By Monday, 303 bodies had been examined at the morgue. Another 336 are being held at various funeral homes.


Most of those, he said, would be bodies of those who died during the peak triple-digit days from Wednesday through Saturday, but are only being discovered now. Most of the victims have been elderly people who lived alone.

If Morris’ forecast is correct, the sweltering summer of 1995 would rank with killer heat in 1983 and 1988, which caused 556 and 454 deaths, respectively. It could still fall far short of the 1,700 heat victims in 1980.

“It’s not over,” said Mayor Richard M. Daley, who added that he had asked that Chicago be declared a federal disaster area. One grocer said he had lost more than $40,000 worth of goods in the power outage caused by unprecedented use of electricity during the worst of the heat.

Eighty-one miles to the north, Milwaukee--with about 25% of the population of Chicago--reported 40 deaths tied to the heat. “We still have cases coming,” said the city’s medical examiner, Jeff Jensen.

Philadelphia listed heat as contributing to the deaths of 15 people; in New York City, 11 died of heat-related causes over the weekend. Washington, D.C., reported seven hot-weather fatalities.

“This is a periodic phenomenon, every 10 to 20 years,” said T. Stephen Jones, a physician who was lead investigator for a study of July, 1980, heat deaths in St. Louis, where 113 heat-related deaths were recorded, and in Kansas City, Mo., where 133 deaths were tied to sustained high temperatures.


“It happens most often in late June and early July, and in the Midwest, because people are not acclimatized to the heat,” Jones said. “They’ve got a greater jump from lower temperatures to higher temperatures. That’s one reason you don’t see killer heat waves in places like Phoenix.”

Chicago’s convoy of heat victims began on Friday afternoon, stunning workers at the morgue. By Monday, seven refrigerated trucks were storing the overflow, while funeral homes kept more than 300 more.

Masked employees moved the corpses, many badly decomposed, from the backed-up vans and hearses to the rumbling storage trucks.
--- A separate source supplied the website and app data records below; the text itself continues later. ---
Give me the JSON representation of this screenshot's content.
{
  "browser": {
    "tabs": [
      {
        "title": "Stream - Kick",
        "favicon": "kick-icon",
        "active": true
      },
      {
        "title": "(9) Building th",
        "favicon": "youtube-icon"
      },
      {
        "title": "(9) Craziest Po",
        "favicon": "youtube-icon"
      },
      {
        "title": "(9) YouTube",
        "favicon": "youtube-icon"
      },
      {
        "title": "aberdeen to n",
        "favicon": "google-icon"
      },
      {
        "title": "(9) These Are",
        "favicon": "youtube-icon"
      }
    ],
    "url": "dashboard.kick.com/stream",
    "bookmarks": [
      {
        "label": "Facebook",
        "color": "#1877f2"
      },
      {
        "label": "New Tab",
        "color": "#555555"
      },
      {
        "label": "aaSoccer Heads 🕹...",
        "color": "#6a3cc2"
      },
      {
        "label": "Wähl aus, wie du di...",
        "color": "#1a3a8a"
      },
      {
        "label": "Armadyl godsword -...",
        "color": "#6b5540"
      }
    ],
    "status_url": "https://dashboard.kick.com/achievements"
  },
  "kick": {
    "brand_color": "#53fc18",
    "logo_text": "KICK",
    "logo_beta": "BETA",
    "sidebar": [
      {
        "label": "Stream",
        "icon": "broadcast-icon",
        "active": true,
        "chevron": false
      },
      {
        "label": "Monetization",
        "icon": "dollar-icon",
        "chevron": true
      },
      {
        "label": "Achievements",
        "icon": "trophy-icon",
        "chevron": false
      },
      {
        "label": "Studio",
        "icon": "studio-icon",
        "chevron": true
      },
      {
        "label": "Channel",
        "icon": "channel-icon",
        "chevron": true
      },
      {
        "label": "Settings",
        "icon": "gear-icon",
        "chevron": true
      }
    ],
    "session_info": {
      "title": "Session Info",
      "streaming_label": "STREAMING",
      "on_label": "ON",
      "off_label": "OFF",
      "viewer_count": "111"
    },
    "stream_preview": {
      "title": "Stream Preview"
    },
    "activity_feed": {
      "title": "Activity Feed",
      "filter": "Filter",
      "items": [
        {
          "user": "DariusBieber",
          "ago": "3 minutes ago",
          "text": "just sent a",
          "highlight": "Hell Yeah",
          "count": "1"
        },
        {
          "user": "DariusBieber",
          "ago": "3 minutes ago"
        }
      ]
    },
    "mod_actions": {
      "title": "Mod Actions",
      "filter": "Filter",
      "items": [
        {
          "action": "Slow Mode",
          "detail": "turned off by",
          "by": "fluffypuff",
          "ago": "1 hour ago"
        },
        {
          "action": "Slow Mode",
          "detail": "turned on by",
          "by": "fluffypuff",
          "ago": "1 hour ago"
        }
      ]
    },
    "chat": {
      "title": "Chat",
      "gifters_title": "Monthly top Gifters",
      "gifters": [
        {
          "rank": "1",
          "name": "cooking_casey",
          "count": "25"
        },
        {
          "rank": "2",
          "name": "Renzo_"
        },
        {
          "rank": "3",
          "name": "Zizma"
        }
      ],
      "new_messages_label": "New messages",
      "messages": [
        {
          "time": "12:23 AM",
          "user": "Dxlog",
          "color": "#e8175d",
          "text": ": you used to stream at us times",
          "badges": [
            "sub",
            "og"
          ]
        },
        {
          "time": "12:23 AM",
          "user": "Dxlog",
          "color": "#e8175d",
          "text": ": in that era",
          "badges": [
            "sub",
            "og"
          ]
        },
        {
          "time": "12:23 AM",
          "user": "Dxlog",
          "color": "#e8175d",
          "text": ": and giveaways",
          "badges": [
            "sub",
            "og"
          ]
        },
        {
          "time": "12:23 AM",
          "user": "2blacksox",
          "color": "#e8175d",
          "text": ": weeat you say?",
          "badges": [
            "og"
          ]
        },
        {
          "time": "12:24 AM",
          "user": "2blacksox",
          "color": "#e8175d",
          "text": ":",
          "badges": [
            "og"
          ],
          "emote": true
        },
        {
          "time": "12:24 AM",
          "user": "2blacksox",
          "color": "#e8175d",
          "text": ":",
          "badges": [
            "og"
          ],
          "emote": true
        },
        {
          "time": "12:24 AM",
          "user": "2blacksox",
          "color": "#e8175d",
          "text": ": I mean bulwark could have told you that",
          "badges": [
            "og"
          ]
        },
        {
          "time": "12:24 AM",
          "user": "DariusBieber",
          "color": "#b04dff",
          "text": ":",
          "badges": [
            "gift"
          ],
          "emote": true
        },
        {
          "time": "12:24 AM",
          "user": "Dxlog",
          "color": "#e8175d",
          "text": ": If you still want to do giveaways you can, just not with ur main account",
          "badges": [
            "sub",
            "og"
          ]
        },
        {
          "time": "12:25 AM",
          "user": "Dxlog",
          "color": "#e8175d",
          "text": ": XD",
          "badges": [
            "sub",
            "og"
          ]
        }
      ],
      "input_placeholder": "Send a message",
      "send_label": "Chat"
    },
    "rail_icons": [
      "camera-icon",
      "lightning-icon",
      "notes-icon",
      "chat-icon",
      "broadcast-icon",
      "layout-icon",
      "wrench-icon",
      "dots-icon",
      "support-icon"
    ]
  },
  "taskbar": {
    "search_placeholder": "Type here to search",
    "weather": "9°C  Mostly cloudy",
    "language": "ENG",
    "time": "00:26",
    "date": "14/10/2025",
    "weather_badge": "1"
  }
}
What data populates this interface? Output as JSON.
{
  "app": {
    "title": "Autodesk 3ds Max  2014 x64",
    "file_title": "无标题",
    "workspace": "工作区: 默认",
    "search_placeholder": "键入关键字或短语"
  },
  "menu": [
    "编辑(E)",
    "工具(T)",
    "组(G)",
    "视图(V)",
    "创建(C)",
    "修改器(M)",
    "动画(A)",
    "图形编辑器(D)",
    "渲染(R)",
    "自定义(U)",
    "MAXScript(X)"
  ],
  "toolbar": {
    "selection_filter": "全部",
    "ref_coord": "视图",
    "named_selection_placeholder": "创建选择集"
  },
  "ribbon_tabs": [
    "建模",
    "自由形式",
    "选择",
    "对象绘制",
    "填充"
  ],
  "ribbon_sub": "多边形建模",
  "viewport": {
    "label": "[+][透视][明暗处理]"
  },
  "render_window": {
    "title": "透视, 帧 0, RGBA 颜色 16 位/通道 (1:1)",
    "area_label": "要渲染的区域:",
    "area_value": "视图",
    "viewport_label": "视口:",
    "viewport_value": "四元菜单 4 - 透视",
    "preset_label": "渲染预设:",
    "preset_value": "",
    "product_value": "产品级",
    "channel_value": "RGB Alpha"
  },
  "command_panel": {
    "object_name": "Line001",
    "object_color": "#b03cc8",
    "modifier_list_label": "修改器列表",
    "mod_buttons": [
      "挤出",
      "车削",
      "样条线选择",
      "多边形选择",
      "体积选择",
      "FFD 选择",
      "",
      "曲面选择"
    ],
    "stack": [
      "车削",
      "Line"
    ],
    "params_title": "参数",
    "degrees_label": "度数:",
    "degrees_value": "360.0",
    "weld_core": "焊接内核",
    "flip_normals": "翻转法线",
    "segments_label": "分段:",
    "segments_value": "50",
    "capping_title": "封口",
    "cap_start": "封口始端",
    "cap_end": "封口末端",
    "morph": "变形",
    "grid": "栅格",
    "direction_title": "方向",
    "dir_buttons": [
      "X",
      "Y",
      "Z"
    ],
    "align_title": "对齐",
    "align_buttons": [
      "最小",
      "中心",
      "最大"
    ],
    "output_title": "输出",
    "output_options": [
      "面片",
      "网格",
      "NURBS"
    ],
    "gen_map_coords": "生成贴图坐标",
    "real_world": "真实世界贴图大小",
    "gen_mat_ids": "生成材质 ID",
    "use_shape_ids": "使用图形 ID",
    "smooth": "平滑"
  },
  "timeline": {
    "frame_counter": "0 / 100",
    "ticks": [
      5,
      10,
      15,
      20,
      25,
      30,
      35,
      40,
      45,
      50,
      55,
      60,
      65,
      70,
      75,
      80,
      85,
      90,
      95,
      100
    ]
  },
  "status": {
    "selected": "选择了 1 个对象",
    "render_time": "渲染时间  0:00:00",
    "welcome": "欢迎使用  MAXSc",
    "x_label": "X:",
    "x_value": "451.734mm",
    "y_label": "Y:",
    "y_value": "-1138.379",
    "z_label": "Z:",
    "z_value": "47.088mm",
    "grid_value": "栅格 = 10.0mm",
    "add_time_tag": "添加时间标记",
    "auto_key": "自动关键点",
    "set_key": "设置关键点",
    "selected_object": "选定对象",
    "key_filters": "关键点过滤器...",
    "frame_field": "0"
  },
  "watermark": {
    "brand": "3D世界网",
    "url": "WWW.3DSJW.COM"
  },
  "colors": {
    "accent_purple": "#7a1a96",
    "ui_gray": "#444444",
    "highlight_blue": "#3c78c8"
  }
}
Inside, the examining rooms were filled with an overpowering stench.

“We got a large number of . . . bodies that were not acceptable to funeral homes,” said chief medical examiner Edmund R. Donoghue.

Still, conditions were improving, with Canadian air settling over Chicago and a high of 82 degrees predicted for today.
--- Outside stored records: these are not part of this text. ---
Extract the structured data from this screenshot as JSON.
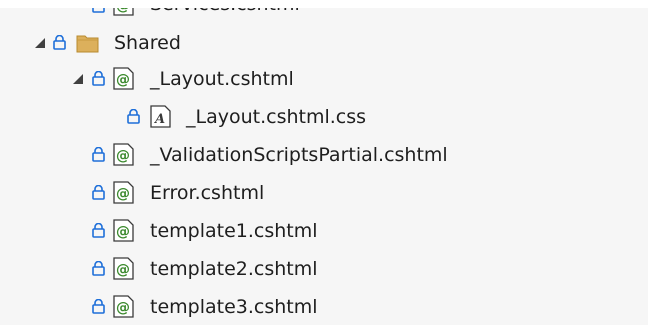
{
  "tree": {
    "items": [
      {
        "label": "Services.cshtml",
        "icon": "razor-page-icon",
        "expander": "none",
        "locked": true
      },
      {
        "label": "Shared",
        "icon": "folder-icon",
        "expander": "expanded",
        "locked": true
      },
      {
        "label": "_Layout.cshtml",
        "icon": "razor-page-icon",
        "expander": "expanded",
        "locked": true
      },
      {
        "label": "_Layout.cshtml.css",
        "icon": "css-file-icon",
        "expander": "none",
        "locked": true
      },
      {
        "label": "_ValidationScriptsPartial.cshtml",
        "icon": "razor-page-icon",
        "expander": "none",
        "locked": true
      },
      {
        "label": "Error.cshtml",
        "icon": "razor-page-icon",
        "expander": "none",
        "locked": true
      },
      {
        "label": "template1.cshtml",
        "icon": "razor-page-icon",
        "expander": "none",
        "locked": true
      },
      {
        "label": "template2.cshtml",
        "icon": "razor-page-icon",
        "expander": "none",
        "locked": true
      },
      {
        "label": "template3.cshtml",
        "icon": "razor-page-icon",
        "expander": "none",
        "locked": true
      }
    ]
  },
  "colors": {
    "lock": "#1e6fd9",
    "razor_green": "#3c8a2e",
    "folder": "#dcb05c",
    "text": "#1e1e1e",
    "background": "#f6f6f6"
  }
}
The power outages that plagued the city since Friday, robbing residents of the cooling influence of air conditioners and fans, finally ended. Commonwealth Edison spokesman Art Massa said electricity was fully restored on Monday. All told, 41,000 people had gone without power at some point, 25% of them for periods lasting longer than 12 hours.


Times researcher John Beckham also contributed to this story.